START Dataset records

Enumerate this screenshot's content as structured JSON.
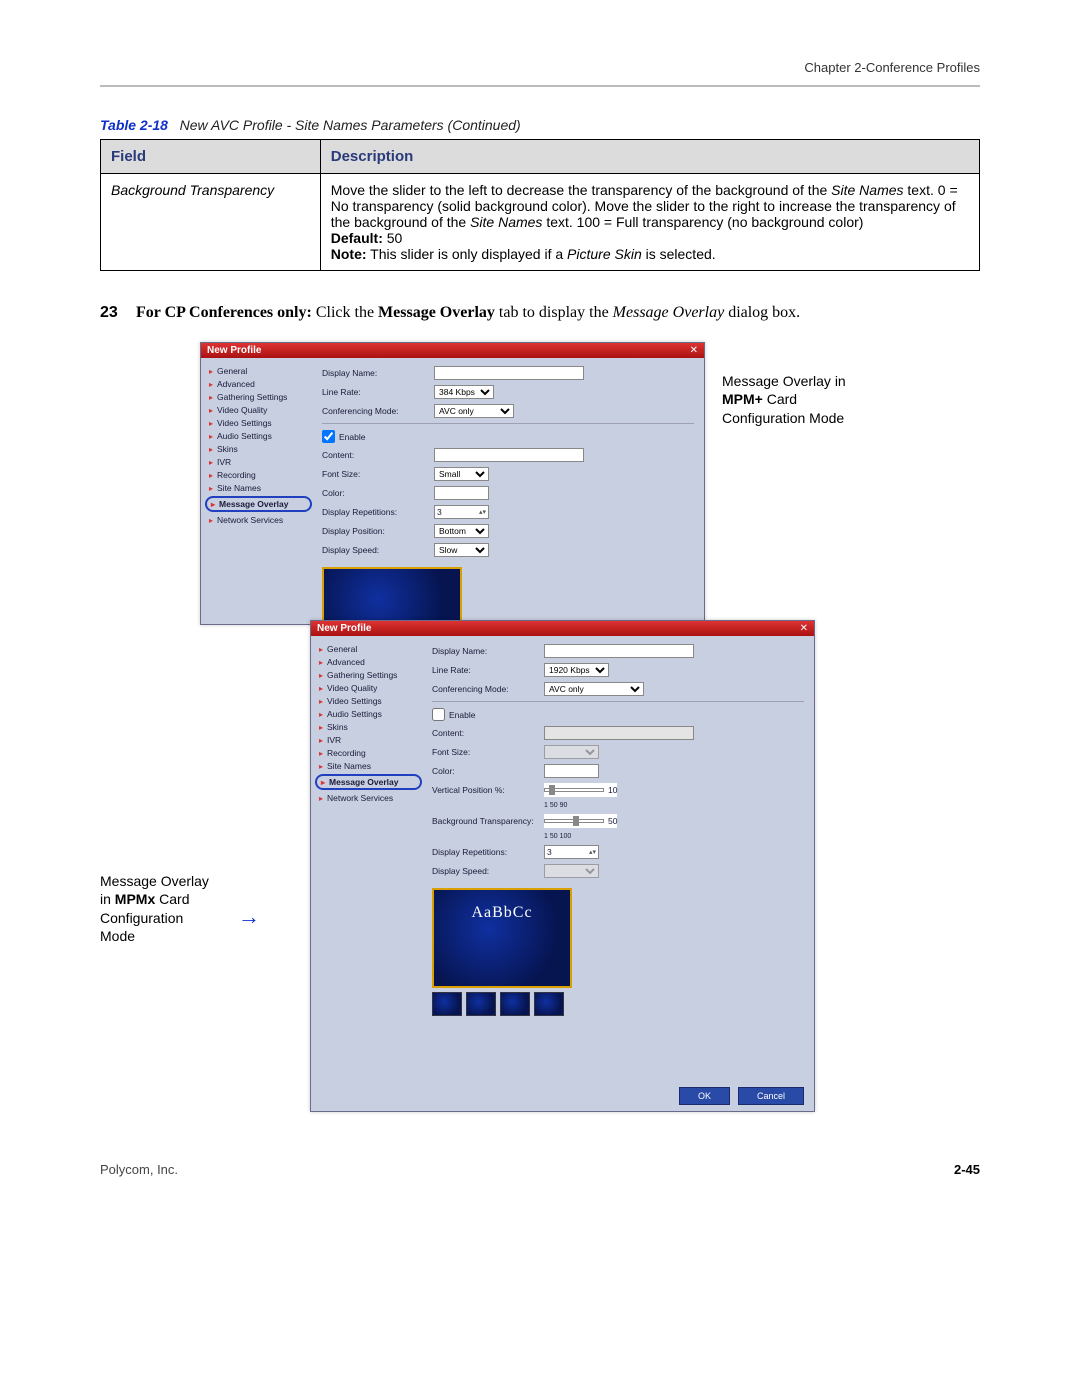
{
  "header": {
    "chapter": "Chapter 2-Conference Profiles"
  },
  "table": {
    "caption_label": "Table 2-18",
    "caption_title": "New AVC Profile - Site Names Parameters (Continued)",
    "col_field": "Field",
    "col_desc": "Description",
    "row_field": "Background Transparency",
    "row_desc_1": "Move the slider to the left to decrease the transparency of the background of the ",
    "row_desc_em1": "Site Names",
    "row_desc_2": " text. 0 = No transparency (solid background color). Move the slider to the right to increase the transparency of the background of the ",
    "row_desc_em2": "Site Names",
    "row_desc_3": " text. 100 = Full transparency (no background color)",
    "default_label": "Default:",
    "default_val": " 50",
    "note_label": "Note:",
    "note_body": " This slider is only displayed if a ",
    "note_em": "Picture Skin",
    "note_tail": " is selected."
  },
  "instruction": {
    "num": "23",
    "p1": "For CP Conferences only:",
    "p2": " Click the ",
    "p3": "Message Overlay",
    "p4": " tab to display the ",
    "p5": "Message Overlay",
    "p6": " dialog box."
  },
  "dialog": {
    "title": "New Profile",
    "nav_a": [
      "General",
      "Advanced",
      "Gathering Settings",
      "Video Quality",
      "Video Settings",
      "Audio Settings",
      "Skins",
      "IVR",
      "Recording",
      "Site Names",
      "Message Overlay",
      "Network Services"
    ],
    "nav_b": [
      "General",
      "Advanced",
      "Gathering Settings",
      "Video Quality",
      "Video Settings",
      "Audio Settings",
      "Skins",
      "IVR",
      "Recording",
      "Site Names",
      "Message Overlay",
      "Network Services"
    ],
    "lbl_display_name": "Display Name:",
    "lbl_line_rate": "Line Rate:",
    "val_line_rate_a": "384 Kbps",
    "val_line_rate_b": "1920 Kbps",
    "lbl_conf_mode": "Conferencing Mode:",
    "val_conf_mode": "AVC only",
    "lbl_enable": "Enable",
    "lbl_content": "Content:",
    "lbl_font_size": "Font Size:",
    "val_font_size": "Small",
    "lbl_color": "Color:",
    "val_color": "AaBbCc",
    "lbl_disp_rep": "Display Repetitions:",
    "val_disp_rep": "3",
    "lbl_disp_pos": "Display Position:",
    "val_disp_pos": "Bottom",
    "lbl_disp_speed": "Display Speed:",
    "val_disp_speed": "Slow",
    "lbl_vpos": "Vertical Position %:",
    "val_vpos_ticks": "1     50     90",
    "val_vpos": "10",
    "lbl_bg_trans": "Background Transparency:",
    "val_bg_trans_ticks": "1    50   100",
    "val_bg_trans": "50",
    "btn_ok": "OK",
    "btn_cancel": "Cancel",
    "preview_text": "AaBbCc"
  },
  "callouts": {
    "a1": "Message Overlay in ",
    "a_bold": "MPM+",
    "a2": " Card Configuration Mode",
    "b1": "Message Overlay in ",
    "b_bold": "MPMx",
    "b2": " Card Configuration Mode"
  },
  "footer": {
    "left": "Polycom, Inc.",
    "right": "2-45"
  }
}
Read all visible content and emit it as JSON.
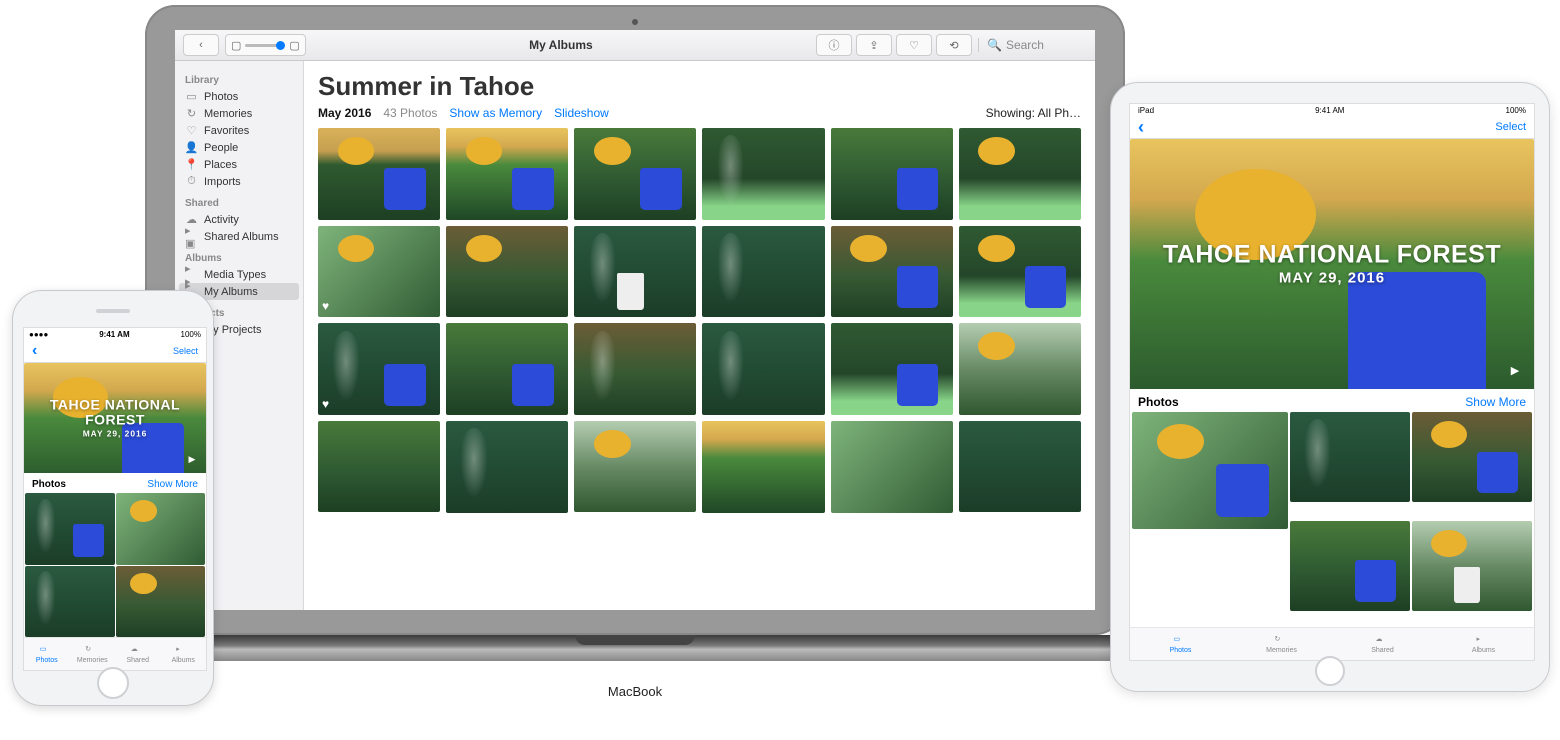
{
  "macbook": {
    "logo": "MacBook",
    "toolbar": {
      "title": "My Albums",
      "back_icon": "chevron-left",
      "view_icons": [
        "grid",
        "square"
      ],
      "right_icons": [
        "info",
        "share",
        "favorite",
        "rotate"
      ],
      "search_placeholder": "Search"
    },
    "sidebar": {
      "sections": [
        {
          "heading": "Library",
          "items": [
            {
              "icon": "photos",
              "label": "Photos"
            },
            {
              "icon": "memories",
              "label": "Memories"
            },
            {
              "icon": "favorite",
              "label": "Favorites"
            },
            {
              "icon": "people",
              "label": "People"
            },
            {
              "icon": "places",
              "label": "Places"
            },
            {
              "icon": "imports",
              "label": "Imports"
            }
          ]
        },
        {
          "heading": "Shared",
          "items": [
            {
              "icon": "cloud",
              "label": "Activity"
            },
            {
              "icon": "shared",
              "label": "Shared Albums",
              "disclosure": true
            }
          ]
        },
        {
          "heading": "Albums",
          "items": [
            {
              "icon": "media",
              "label": "Media Types",
              "disclosure": true
            },
            {
              "icon": "albums",
              "label": "My Albums",
              "disclosure": true,
              "selected": true
            }
          ]
        },
        {
          "heading": "Projects",
          "items": [
            {
              "icon": "projects",
              "label": "My Projects",
              "disclosure": true
            }
          ]
        }
      ]
    },
    "main": {
      "title": "Summer in Tahoe",
      "date": "May 2016",
      "count": "43 Photos",
      "link_memory": "Show as Memory",
      "link_slideshow": "Slideshow",
      "showing": "Showing: All Ph…",
      "photos": [
        {
          "c": "p1 yel-spot blue-spot"
        },
        {
          "c": "p2 yel-spot blue-spot"
        },
        {
          "c": "p4 yel-spot blue-spot"
        },
        {
          "c": "p3 leaf"
        },
        {
          "c": "p4 blue-spot"
        },
        {
          "c": "p3 leaf yel-spot"
        },
        {
          "c": "p7 yel-spot",
          "fav": true
        },
        {
          "c": "p6 yel-spot"
        },
        {
          "c": "p8 leaf wht-spot"
        },
        {
          "c": "p8 leaf"
        },
        {
          "c": "p6 blue-spot yel-spot"
        },
        {
          "c": "p3 yel-spot blue-spot"
        },
        {
          "c": "p8 leaf blue-spot",
          "fav": true
        },
        {
          "c": "p4 blue-spot"
        },
        {
          "c": "p6 leaf"
        },
        {
          "c": "p8 leaf"
        },
        {
          "c": "p3 blue-spot"
        },
        {
          "c": "p5 yel-spot"
        },
        {
          "c": "p4"
        },
        {
          "c": "p8 leaf"
        },
        {
          "c": "p5 yel-spot"
        },
        {
          "c": "p2"
        },
        {
          "c": "p7"
        },
        {
          "c": "p8"
        }
      ]
    }
  },
  "iphone": {
    "status": {
      "carrier": "●●●● ",
      "time": "9:41 AM",
      "battery": "100%"
    },
    "nav": {
      "back": "‹",
      "select": "Select"
    },
    "hero": {
      "title": "TAHOE NATIONAL FOREST",
      "subtitle": "MAY 29, 2016"
    },
    "section": {
      "title": "Photos",
      "more": "Show More"
    },
    "thumbs": [
      {
        "c": "p8 leaf blue-spot"
      },
      {
        "c": "p7 yel-spot"
      },
      {
        "c": "p8 leaf"
      },
      {
        "c": "p6 yel-spot"
      }
    ],
    "tabs": [
      {
        "icon": "photos",
        "label": "Photos",
        "active": true
      },
      {
        "icon": "memories",
        "label": "Memories"
      },
      {
        "icon": "cloud",
        "label": "Shared"
      },
      {
        "icon": "albums",
        "label": "Albums"
      }
    ]
  },
  "ipad": {
    "status": {
      "left": "iPad ",
      "time": "9:41 AM",
      "battery": "100%"
    },
    "nav": {
      "back": "‹",
      "select": "Select"
    },
    "hero": {
      "title": "TAHOE NATIONAL FOREST",
      "subtitle": "MAY 29, 2016"
    },
    "section": {
      "title": "Photos",
      "more": "Show More"
    },
    "thumbs": [
      {
        "c": "p7 yel-spot blue-spot",
        "big": true
      },
      {
        "c": "p8 leaf"
      },
      {
        "c": "p6 yel-spot blue-spot"
      },
      {
        "c": "p4 blue-spot"
      },
      {
        "c": "p5 yel-spot wht-spot"
      }
    ],
    "tabs": [
      {
        "icon": "photos",
        "label": "Photos",
        "active": true
      },
      {
        "icon": "memories",
        "label": "Memories"
      },
      {
        "icon": "cloud",
        "label": "Shared"
      },
      {
        "icon": "albums",
        "label": "Albums"
      }
    ]
  },
  "icons": {
    "photos": "▭",
    "memories": "↻",
    "favorite": "♡",
    "people": "👤",
    "places": "📍",
    "imports": "⏱",
    "cloud": "☁",
    "shared": "▣",
    "media": "▸",
    "albums": "▸",
    "projects": "▸",
    "info": "ⓘ",
    "share": "⇪",
    "rotate": "⟲",
    "grid": "▦",
    "square": "▢",
    "chevron-left": "‹",
    "search": "🔍"
  }
}
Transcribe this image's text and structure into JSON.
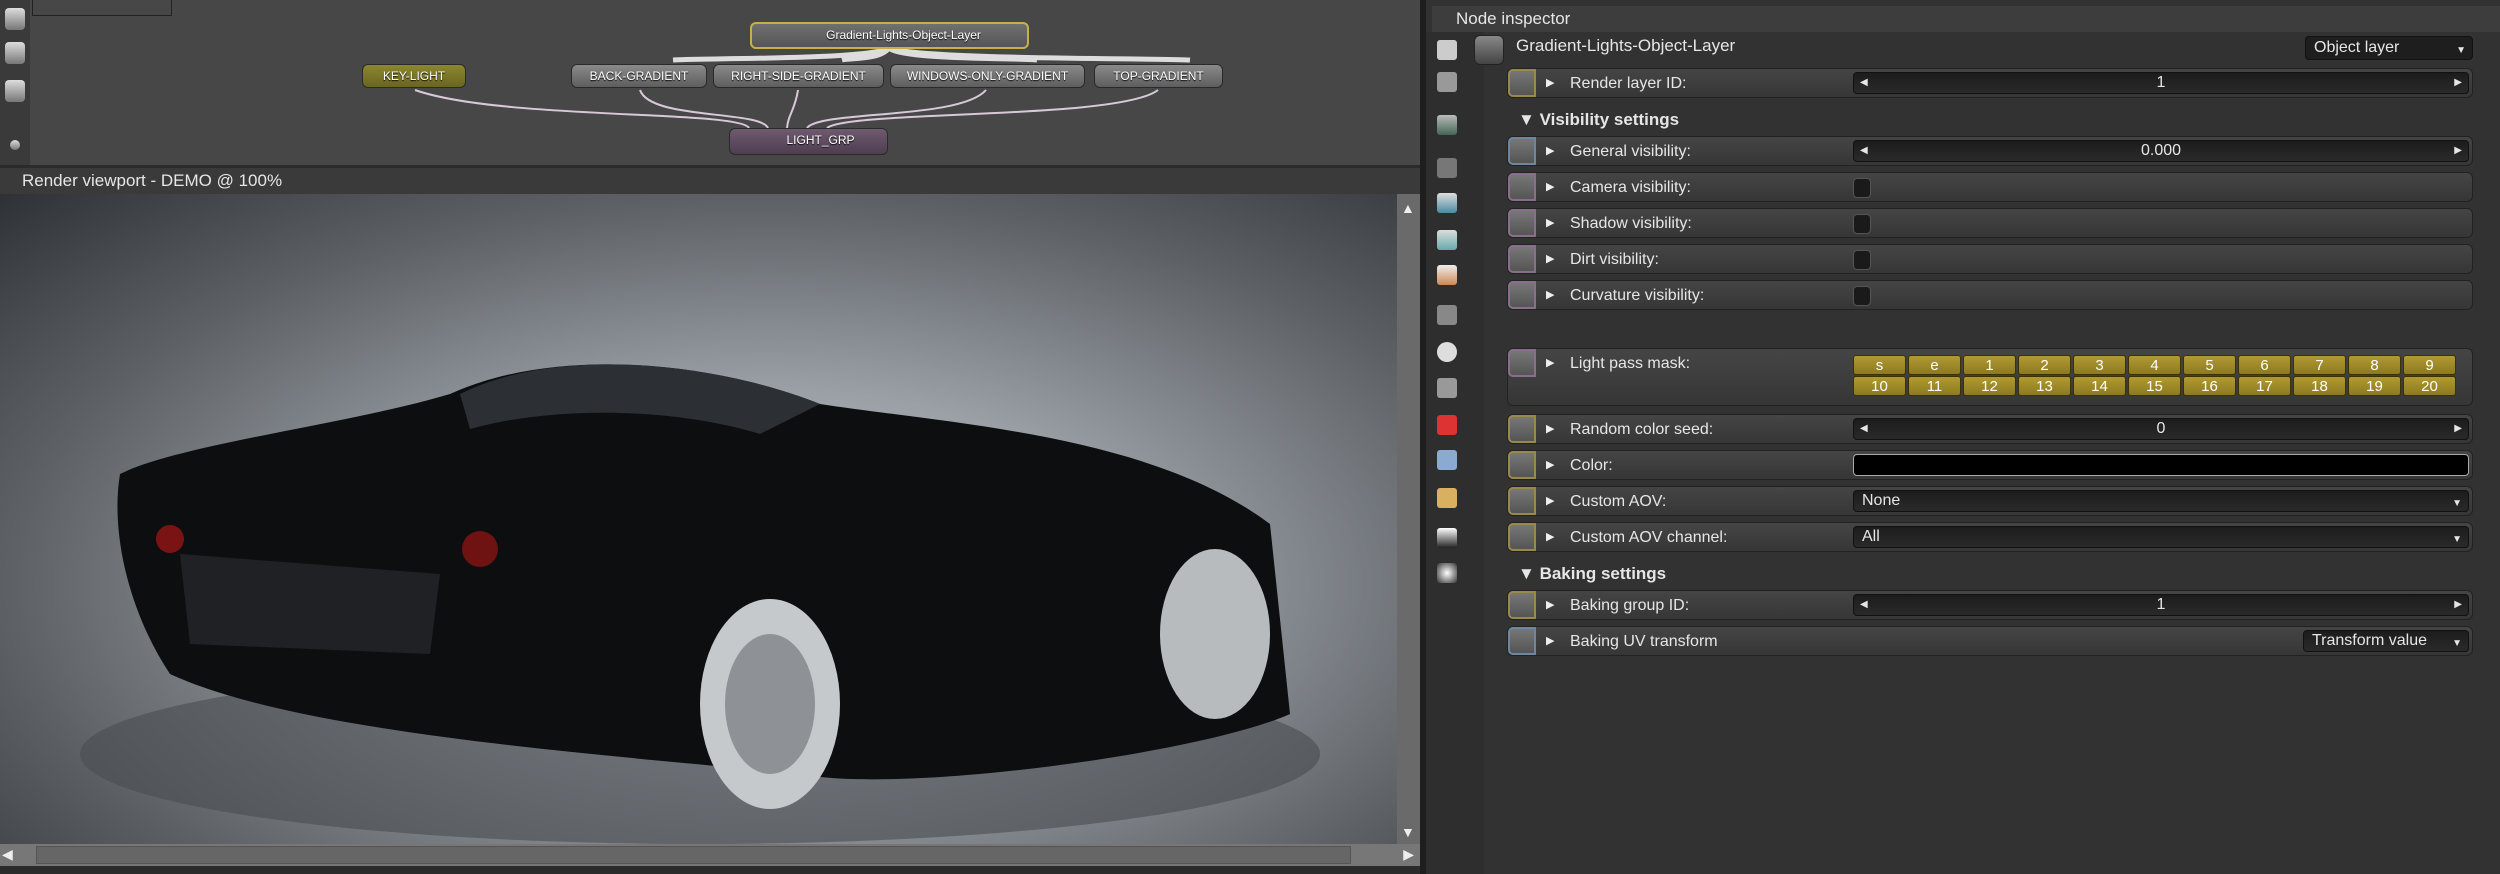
{
  "graph": {
    "nodes": {
      "object_layer": "Gradient-Lights-Object-Layer",
      "key_light": "KEY-LIGHT",
      "back": "BACK-GRADIENT",
      "right_side": "RIGHT-SIDE-GRADIENT",
      "windows": "WINDOWS-ONLY-GRADIENT",
      "top": "TOP-GRADIENT",
      "light_grp": "LIGHT_GRP"
    }
  },
  "viewport": {
    "title": "Render viewport - DEMO @ 100%"
  },
  "inspector": {
    "title": "Node inspector",
    "node_name": "Gradient-Lights-Object-Layer",
    "node_type": "Object layer",
    "render_layer_id": {
      "label": "Render layer ID:",
      "value": "1"
    },
    "visibility_section": "Visibility settings",
    "general_visibility": {
      "label": "General visibility:",
      "value": "0.000"
    },
    "camera_visibility": {
      "label": "Camera visibility:",
      "checked": false
    },
    "shadow_visibility": {
      "label": "Shadow visibility:",
      "checked": false
    },
    "dirt_visibility": {
      "label": "Dirt visibility:",
      "checked": false
    },
    "curvature_visibility": {
      "label": "Curvature visibility:",
      "checked": false
    },
    "light_pass_mask": {
      "label": "Light pass mask:",
      "row1": [
        "s",
        "e",
        "1",
        "2",
        "3",
        "4",
        "5",
        "6",
        "7",
        "8",
        "9"
      ],
      "row2": [
        "10",
        "11",
        "12",
        "13",
        "14",
        "15",
        "16",
        "17",
        "18",
        "19",
        "20"
      ]
    },
    "random_color_seed": {
      "label": "Random color seed:",
      "value": "0"
    },
    "color": {
      "label": "Color:",
      "value": "#000000"
    },
    "custom_aov": {
      "label": "Custom AOV:",
      "value": "None"
    },
    "custom_aov_channel": {
      "label": "Custom AOV channel:",
      "value": "All"
    },
    "baking_section": "Baking settings",
    "baking_group_id": {
      "label": "Baking group ID:",
      "value": "1"
    },
    "baking_uv_transform": {
      "label": "Baking UV transform",
      "value": "Transform value"
    }
  },
  "colors": {
    "mask_button": "#a89230",
    "accent_gold": "#c8b048"
  }
}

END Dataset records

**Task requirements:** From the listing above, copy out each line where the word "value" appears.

**Response:**
      "value": "1"
      "value": "0.000"
      "value": "0"
      "value": "#000000"
      "value": "None"
      "value": "All"
      "value": "1"
      "value": "Transform value"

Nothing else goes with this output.